# What is required:
In the entries below, find each line with the string "group" and copy it.

*** Opening Data in this exercise ***

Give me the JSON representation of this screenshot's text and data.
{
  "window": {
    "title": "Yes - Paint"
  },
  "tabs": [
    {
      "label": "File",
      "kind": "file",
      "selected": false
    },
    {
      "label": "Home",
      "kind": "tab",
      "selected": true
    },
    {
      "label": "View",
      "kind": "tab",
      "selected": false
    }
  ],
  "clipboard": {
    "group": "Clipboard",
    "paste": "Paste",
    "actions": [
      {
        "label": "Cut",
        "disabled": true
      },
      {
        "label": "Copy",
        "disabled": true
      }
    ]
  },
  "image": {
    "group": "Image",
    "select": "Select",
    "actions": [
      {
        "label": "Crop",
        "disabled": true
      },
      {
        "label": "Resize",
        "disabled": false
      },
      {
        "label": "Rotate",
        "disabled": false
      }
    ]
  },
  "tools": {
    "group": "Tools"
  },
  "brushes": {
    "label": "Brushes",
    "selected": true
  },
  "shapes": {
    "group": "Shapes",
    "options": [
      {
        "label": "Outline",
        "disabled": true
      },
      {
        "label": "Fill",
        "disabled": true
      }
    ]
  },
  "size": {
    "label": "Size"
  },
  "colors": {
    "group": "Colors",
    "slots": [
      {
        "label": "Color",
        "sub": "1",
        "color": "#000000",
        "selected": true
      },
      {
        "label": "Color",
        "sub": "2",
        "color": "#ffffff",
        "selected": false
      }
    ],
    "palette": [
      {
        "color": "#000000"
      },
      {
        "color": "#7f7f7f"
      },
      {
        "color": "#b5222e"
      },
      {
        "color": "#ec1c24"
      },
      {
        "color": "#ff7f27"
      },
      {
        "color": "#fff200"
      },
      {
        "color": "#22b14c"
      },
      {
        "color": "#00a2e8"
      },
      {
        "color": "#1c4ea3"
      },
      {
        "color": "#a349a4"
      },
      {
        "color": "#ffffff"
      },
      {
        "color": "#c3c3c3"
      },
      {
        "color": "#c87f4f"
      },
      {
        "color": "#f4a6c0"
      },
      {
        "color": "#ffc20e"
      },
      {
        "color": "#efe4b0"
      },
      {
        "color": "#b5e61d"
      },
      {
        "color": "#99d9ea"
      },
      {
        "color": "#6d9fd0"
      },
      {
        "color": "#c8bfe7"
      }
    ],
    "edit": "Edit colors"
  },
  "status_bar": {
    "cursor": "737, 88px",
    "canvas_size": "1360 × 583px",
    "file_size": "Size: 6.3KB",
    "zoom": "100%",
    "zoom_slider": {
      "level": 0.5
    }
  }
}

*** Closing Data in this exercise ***

# Exercise answer:
    "group": "Clipboard",
    "group": "Image",
    "group": "Tools"
    "group": "Shapes",
    "group": "Colors",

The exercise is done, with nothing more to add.